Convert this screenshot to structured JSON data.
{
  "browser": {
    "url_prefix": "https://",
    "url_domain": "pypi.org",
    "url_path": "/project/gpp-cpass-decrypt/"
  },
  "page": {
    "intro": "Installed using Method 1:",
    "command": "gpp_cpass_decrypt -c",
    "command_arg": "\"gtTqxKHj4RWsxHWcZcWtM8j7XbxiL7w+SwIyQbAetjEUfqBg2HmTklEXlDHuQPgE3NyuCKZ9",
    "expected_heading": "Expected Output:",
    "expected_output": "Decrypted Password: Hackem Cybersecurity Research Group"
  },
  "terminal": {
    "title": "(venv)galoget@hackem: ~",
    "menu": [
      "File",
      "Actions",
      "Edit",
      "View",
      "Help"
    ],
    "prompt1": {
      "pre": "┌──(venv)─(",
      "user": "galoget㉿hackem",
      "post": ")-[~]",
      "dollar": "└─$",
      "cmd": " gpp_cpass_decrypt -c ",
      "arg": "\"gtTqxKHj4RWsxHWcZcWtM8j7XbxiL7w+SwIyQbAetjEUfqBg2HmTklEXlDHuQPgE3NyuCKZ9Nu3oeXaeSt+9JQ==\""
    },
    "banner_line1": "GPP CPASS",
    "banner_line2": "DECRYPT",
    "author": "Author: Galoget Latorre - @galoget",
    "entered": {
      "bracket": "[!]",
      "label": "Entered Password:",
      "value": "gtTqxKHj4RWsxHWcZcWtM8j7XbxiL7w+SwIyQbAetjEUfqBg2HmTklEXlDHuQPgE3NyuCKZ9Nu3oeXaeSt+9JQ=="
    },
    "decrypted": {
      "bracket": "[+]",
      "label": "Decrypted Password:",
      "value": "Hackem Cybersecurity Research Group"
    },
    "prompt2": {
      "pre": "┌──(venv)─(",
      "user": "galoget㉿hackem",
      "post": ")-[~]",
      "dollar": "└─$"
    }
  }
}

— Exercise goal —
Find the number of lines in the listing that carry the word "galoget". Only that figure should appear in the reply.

— Task output —
4